Exercise requirements:
Lines below that include the word "kind" should each be copied.

*** Dataset extract Section Begins ***

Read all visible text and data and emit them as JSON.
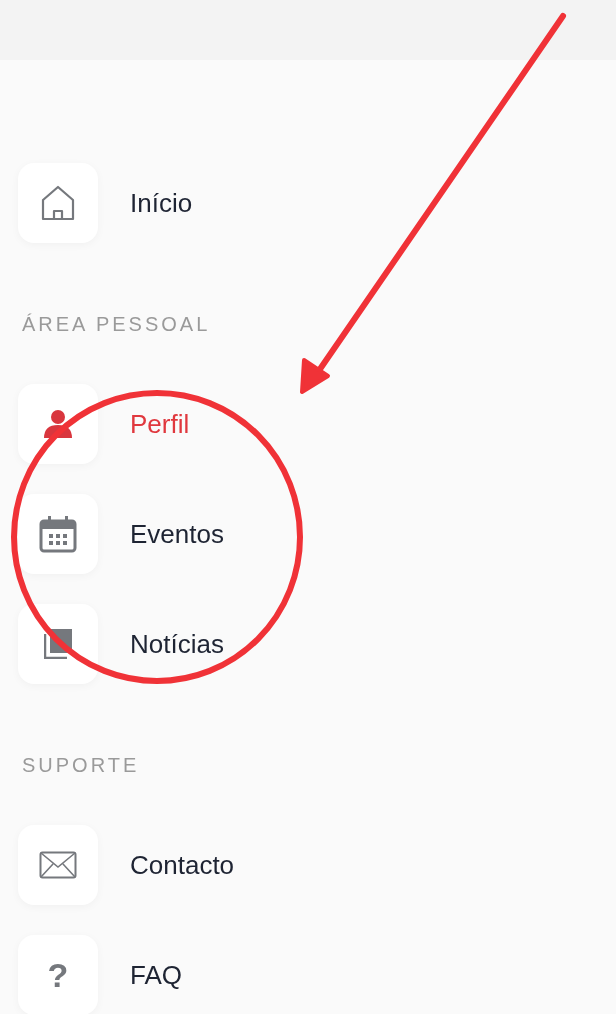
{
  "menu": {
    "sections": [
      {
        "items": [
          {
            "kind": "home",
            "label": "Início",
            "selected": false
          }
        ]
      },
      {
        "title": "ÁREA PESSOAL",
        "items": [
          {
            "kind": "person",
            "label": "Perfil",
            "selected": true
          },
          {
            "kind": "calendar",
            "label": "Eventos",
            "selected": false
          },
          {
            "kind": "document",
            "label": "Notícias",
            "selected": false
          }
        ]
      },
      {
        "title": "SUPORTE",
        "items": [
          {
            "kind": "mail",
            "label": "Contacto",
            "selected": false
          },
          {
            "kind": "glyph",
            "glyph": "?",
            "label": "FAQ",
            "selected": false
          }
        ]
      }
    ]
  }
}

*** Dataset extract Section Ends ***

Task result:
            "kind": "home",
            "kind": "person",
            "kind": "calendar",
            "kind": "document",
            "kind": "mail",
            "kind": "glyph",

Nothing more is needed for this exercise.